National Trade Union Centre (Natuc) president James Lambert has said the union will not return to the National Tripartite Advisory Council (NTAC) unless the government outlines a process for the arrangement.

He was responding on Saturday to Labour Minister Stephen Mc Clashie’s call for the trade union movement to rejoin the NTAC.

In his Labour Day message on Friday, headlined – It is imperative that the trade unions return to the NTAC, Mc Clashie commended the trade union movement for its unwavering commitment in championing the rights of workers in Trinidad and Tobago over the years.
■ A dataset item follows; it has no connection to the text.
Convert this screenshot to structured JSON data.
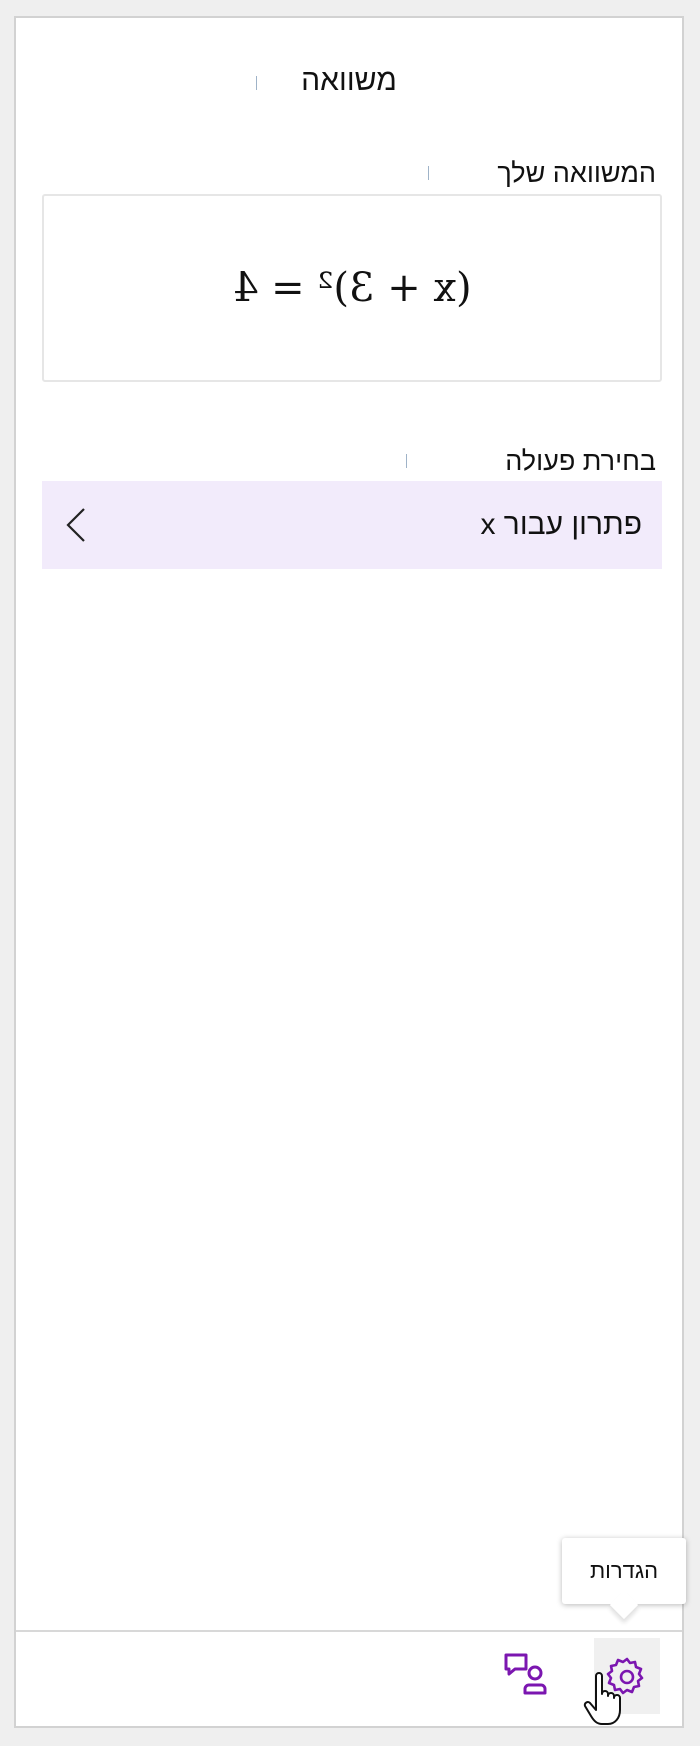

However, he said the country would only progress towards decent work by “a collective effort comprised of labour, business and government representatives, the very basis of social dialogue and tripartism.”

Mc Clashie urged unions to avoid operating in silos or avoid dialogue just because it might be hard to find a middle ground.

He said the NTAC mirrors the work of the International Labour Organisation by providing a forum for members of a tripartite body to advance workers interests.

But speaking briefly to Sunday Newsday, Lambert said, “We will not be going back until the conditionalities are put down.”

Lambert, who is also the leader of the National Union of Government and Federated Workers (NUGFW), said he has received correspondence asking for Natuc to return to the NTAC.

“But we have been there for four years and nothing was done for labour. We put forward our proposals and they made promises but they never did anything. So we will not be going back just based on that request.”

Natuc general secretary Michael Annisette said the labour movement pulled out of the NTAC on principle.

“We have not seen any improvement. There has to be a fundamental change and an understanding of what the committee is all about.”

He added, “We cannot be in something just for PR. Labour issues do not get the prominence it is supposed to get. So we have deep concerns over the authenticity of the committee and it having the freedom and flexibility to address issues.”

Annisette, who is also the Seamen and Waterfront Workers Trade Union president general, said labour, government and business are “critical constituents” in pushing the economy forward.

“So it cannot be a talk shop. We have to make the difference that is necessary.”

Lambert and Annisette are expected to address today’s Labour Day rally at the Scarborough Esplanade, Tobago.

In April 2021, Natuc, Joint Trade Union Movement and the Federation of Independent Trade Unions claimed the NTAC was dead.

They withdrew, saying their participation in it was sacrilegious to the objectives of the labour movement.

The groups said, then, the NTAC was conceptualised as a tripartite process.

“We wish to state that tripartism is a process of social dialogue that has been institutionalised by the International Labour Organisation( ILO) as one that is constituted between the three main social partners within the economy… government, business and labour,” the unions had said.

On that occasion, the groups also noted that the ILO had described tripartism as “the interaction of government, employers and workers (through their representatives) as equal and independent partners to seek solutions to issues of common concern.”

They said that with labour no longer being part of NTAC, “there is no basis for the government to claim that NTAC is still functional.” NTAC also includes the private sector.